Henry David Thoreau, Walden: "There are nowadays professors of philosophy, but not philosophers. Yet it is admirable to profess because it was once admirable to live. To be a philosopher is not merely to have subtle thoughts, nor even to found a school, but so to love wisdom as to live, according to its dictates, a life of simplicity, independence, magnanimity, and trust. It is to solve some of the problems of life, not only theoretically, but practically. The success of great scholars and thinkers is commonly a courtier-like success, not kingly, not manly. They make shift to live merely by conformity, practically as their fathers did, and are in no sense the progenitors of a nobler race of men."
Albert Camus, The Myth of Sisyphus & Other Essays: "There is but one truly serious philosophical problem, and that is suicide. Judging whether life is or is not worth living amounts to answering the fundamental question of philosophy. All the rest -- whether or not the world has three dimensions, whether the mind has nine or twelve categories -- comes afterwards. These are games; one must first answer...Beginning to think is beginning to be undermined. Society has but little connection with such beginnings. The worm is in man's heart. That is where it must be sought. One must follow and understand this fatal game that leads from lucidity in the face of existence to flight from light."

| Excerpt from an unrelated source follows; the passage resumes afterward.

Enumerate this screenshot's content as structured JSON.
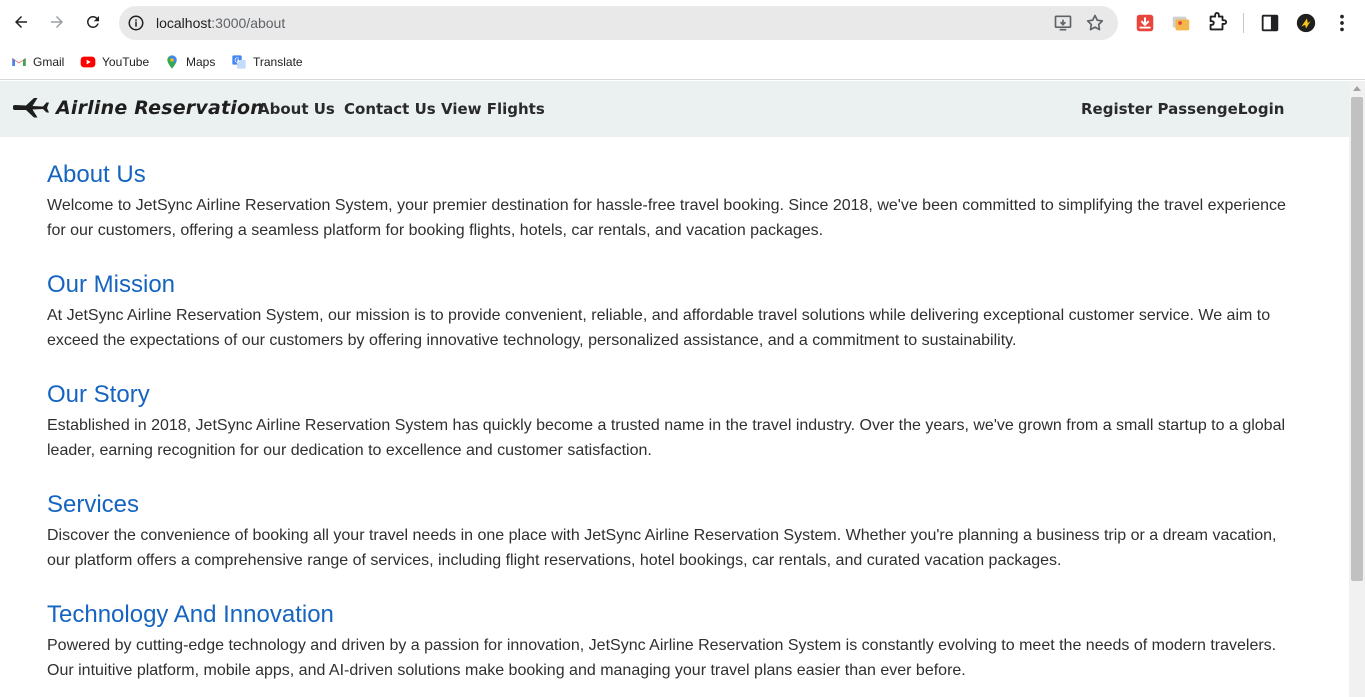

Bertrand Russell, Wisdom of the West: "In itself philosophy sets out neither to solve our troubles nor to save our souls. It is, as the Greeks put it, a kind of sightseeing adventure undertaken for its own sake. There is thus in principle no questions of dogma, or rites, or sacred entities of any kind, even though individual philosophers may of course turn out to be stubbornly dogmatic. There are indeed two attitudes that might be adopted towards the unknown. One is to accept the pronouncements of people who say they know, on the basis of books, mysteries or other sources of inspiration. The other way is to go out and look for oneself, and this is the way of science and philosophy."
The following is an excerpt from Marjorie Grene's essay "Martin Heidegger" in The Encyclopedia of Philosophy. passed away in March 2009; she wrote some two dozen books, among which are works on Sartre and Heidegger.
The "darkening of the world" is Heidegger's constant theme. So, for example, in Holzwege ("Woodpaths," 1950), he tells us that we live in the age of research, of the planned, systematic coordination of intellectual tasks. And what sort of tasks can be planned and coordinated? Neat, limited, manageable tasks -- tasks, primarily, that demand inventiveness rather than understanding, tasks for engineering know-how rather than theoretical insight. Heidegger draws no line between pure and applied science. Science for him is research, and research is a procedure for solving well-packaged problems. Such problems are, in general, those of manufacture, of inventing new and better gadgets. According to Heidegger, das Herstellbare, the collection of gadgets, is what we are after; that is what specialization, the rigid departmental structure of expertise in our society, amounts to. And all this vast proliferation of technical skills nevertheless has its inner unity -- that is, its historical and metaphysical unity. It had to happen this way. It had to happen this way because we are fallen out of Being. We are more concerned with beings, from genes to space ships, than with our true calling, which is to be shepherds and watchers of Being. So it is that we are lost, and Being itself has become a haze and an error -- nothing.